A Quality Assurance Plan (QAP) is a document created by the project team, which if followed, will ensure the finished product meets all criteria making it the best possible quality product. The product should not only meet all customer requirements but also meet the business objectives and targets.
A QA plan is often called an AQP (Advanced Quality Plan) in the USA. And, in the US and European automotive industry, it is usually called APQP (Advanced Product Quality Plan).
Why “advanced”? Because what ISO 9001 and ISO 10005 call a “quality plan” is too basic for the needs of most companies, who need to go beyond these simple requirements to achieve their business objectives.
The Quality Assurance Plan In Detail
The Quality Assurance Plan (QAP), commonly using PDCA as its basis, provides the essential guidance, direction, and focus for use by the Quality Assurance team in monitoring, assessing, and reporting quality assurance (QA) activities associated with projects within your business. The purpose of QA within the context of a QAP is to provide executive and senior management with appropriate insight into the processes and products being used and developed.

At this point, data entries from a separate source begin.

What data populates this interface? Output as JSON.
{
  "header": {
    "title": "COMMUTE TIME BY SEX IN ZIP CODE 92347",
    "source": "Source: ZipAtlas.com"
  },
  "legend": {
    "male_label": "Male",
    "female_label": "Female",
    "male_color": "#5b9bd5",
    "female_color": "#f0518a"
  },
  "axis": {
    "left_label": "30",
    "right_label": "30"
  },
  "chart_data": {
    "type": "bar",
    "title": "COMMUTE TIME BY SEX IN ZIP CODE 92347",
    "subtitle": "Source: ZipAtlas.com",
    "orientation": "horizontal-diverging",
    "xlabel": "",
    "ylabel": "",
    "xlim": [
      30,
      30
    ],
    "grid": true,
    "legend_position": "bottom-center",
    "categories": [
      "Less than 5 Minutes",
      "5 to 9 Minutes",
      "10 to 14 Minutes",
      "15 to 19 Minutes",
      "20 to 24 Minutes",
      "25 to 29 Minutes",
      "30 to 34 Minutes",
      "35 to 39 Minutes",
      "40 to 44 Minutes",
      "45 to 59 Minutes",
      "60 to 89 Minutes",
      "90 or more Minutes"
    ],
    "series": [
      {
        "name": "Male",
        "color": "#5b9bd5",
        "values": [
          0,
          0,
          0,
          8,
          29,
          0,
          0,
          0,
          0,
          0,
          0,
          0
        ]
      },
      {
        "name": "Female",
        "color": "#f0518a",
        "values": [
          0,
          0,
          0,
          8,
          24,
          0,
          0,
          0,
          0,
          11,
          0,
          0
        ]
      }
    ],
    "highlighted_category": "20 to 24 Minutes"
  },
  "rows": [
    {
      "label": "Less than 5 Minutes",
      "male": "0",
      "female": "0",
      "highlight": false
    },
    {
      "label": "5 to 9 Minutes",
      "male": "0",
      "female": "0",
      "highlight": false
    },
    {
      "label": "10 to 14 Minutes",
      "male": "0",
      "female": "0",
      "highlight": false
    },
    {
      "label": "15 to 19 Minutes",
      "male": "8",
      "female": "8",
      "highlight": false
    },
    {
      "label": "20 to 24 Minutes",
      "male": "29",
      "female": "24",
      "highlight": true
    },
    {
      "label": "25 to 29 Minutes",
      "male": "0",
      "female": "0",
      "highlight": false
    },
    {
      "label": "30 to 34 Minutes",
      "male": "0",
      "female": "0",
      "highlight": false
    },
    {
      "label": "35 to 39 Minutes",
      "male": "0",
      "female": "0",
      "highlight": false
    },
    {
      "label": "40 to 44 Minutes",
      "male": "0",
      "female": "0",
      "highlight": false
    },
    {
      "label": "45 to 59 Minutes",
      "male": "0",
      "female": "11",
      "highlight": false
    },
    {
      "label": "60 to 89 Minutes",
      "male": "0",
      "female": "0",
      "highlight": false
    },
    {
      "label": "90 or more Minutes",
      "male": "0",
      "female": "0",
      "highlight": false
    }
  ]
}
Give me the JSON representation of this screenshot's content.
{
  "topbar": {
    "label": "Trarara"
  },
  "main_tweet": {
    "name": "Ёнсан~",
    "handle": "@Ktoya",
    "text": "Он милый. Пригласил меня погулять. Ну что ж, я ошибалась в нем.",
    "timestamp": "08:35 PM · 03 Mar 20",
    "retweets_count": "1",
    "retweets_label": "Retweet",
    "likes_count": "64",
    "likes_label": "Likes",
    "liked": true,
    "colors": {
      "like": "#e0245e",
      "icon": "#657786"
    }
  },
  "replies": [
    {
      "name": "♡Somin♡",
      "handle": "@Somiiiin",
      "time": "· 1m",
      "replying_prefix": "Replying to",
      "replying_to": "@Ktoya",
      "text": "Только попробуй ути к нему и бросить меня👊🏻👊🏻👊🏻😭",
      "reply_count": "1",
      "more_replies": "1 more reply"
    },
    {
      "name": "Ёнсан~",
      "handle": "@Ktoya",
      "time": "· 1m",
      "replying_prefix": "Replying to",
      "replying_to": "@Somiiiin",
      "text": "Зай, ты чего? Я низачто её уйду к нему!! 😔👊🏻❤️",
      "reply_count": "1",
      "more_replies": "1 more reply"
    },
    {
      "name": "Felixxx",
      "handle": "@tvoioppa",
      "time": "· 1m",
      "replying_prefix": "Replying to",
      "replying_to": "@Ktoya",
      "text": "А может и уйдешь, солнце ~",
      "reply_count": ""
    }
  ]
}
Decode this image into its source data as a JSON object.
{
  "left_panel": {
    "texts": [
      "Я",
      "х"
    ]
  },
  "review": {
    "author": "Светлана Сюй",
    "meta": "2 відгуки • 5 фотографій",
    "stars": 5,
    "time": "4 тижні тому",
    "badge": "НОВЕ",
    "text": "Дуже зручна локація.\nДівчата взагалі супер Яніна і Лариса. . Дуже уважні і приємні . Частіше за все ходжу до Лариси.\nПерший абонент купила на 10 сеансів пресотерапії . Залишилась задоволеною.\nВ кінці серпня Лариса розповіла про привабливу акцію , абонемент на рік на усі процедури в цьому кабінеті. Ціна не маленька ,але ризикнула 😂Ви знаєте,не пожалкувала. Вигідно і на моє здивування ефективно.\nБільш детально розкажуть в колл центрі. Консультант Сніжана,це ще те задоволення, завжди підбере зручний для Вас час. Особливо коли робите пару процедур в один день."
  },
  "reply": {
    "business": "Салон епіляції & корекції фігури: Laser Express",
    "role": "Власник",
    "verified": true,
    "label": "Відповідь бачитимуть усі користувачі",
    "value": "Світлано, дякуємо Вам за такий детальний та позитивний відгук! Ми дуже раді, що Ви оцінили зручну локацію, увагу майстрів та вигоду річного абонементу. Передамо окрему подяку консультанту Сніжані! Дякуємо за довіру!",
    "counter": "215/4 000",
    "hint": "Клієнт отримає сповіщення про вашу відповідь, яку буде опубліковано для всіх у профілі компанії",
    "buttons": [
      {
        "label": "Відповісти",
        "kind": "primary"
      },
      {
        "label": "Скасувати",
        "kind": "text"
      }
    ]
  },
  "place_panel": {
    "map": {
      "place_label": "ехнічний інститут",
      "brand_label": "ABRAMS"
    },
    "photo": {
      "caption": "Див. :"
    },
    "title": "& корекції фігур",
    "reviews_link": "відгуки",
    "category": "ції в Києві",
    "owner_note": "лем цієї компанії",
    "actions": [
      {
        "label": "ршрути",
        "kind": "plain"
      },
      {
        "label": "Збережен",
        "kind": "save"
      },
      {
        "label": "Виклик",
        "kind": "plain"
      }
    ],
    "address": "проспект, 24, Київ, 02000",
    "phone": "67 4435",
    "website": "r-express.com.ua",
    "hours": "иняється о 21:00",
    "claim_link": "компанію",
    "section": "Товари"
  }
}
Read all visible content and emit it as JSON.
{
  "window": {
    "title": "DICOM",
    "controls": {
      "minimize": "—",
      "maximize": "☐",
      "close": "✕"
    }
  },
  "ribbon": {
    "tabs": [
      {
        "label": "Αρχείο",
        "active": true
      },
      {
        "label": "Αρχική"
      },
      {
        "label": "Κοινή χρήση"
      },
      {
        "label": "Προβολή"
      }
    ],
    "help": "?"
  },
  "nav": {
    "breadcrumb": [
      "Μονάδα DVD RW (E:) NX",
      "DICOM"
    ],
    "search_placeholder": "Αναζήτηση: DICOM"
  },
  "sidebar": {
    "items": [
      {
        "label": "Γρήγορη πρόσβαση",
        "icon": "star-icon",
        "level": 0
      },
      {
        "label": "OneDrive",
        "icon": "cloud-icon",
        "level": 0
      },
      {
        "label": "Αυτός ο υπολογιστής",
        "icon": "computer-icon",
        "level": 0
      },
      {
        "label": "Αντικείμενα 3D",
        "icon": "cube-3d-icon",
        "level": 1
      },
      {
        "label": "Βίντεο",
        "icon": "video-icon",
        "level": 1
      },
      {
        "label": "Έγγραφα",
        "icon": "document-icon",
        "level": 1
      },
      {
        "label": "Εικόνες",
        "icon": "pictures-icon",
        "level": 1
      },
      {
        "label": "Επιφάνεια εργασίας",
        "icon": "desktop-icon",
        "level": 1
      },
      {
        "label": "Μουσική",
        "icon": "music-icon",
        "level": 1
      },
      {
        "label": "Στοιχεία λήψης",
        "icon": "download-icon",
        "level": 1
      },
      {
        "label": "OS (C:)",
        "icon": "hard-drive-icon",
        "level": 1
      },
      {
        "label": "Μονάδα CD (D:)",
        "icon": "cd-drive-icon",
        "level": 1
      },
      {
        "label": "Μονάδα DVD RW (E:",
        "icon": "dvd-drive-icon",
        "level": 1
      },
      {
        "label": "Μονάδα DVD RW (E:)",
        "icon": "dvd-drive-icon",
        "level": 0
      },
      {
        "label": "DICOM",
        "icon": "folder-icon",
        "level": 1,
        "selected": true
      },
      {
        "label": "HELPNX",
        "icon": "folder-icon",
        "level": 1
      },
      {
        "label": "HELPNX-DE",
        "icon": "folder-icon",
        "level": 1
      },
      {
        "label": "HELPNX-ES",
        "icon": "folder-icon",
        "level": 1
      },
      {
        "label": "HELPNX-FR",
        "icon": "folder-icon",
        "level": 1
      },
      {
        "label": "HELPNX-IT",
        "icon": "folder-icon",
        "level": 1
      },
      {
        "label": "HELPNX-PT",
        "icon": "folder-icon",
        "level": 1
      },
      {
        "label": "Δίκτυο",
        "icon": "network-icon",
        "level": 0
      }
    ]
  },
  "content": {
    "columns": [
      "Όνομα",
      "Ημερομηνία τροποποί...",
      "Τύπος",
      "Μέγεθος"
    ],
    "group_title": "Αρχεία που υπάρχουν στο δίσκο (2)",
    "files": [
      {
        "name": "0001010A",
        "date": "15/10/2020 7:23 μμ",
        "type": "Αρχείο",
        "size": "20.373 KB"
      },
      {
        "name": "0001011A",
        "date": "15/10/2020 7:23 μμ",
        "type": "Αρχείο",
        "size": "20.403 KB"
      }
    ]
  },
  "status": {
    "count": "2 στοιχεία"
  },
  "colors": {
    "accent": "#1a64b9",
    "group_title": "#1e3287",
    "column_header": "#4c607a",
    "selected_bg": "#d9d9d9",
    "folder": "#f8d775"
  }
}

To that end, QA will involve the review and auditing of project work products and activities by the QA team to verify that they comply with applicable standards and procedures. QA will further provide executive management, senior management, project-level management, and appropriate staff/line elements with the results of these reviews and audits.
A Typical QAP Outline
A typical example of a QAP document outline would be:
1. GENERAL INFORMATION
- Project overview
- Project references
- Points of contact
2. SCHEDULE OF TASKS AND RESPONSIBILITIES
3. SYSTEM DOCUMENTATION
- Documents by Phase
- Initiate Phase
- Define Phase
- Design Phase
- Build Phase
- Evaluate Phase
- Operation Phase
- Disciple for Documentation Standard Practices (SOPs)
4. REVIEW AND AUDIT
- Review Process
- Formal Review and Audits
- Lifecycle Review
- Informal Reviews
- Review and Audit Metrics
6. PROBLEM REPORTING AND CORRECTIVE ACTION
- Problem/Issue Documentation
- Report Metrics
8. PROJECT CONTROLS
- Product Controls
- Supplier Controls
10. RISK MANAGEMENT
Take a look at an example QAP here…
We’ve prepared a quality assurance plan document based on a real project with a client (with all identifying information removed) so you can see how it looks when implemented for real. Just hit the button to open the PDF:
A podcast episode about QC plans
You should also listen to this related episode of our podcast about quality control plans which covers the 3 types of QC plan in detail, including the product quality control plan, process control plan, and QC plan for new products being brought to market: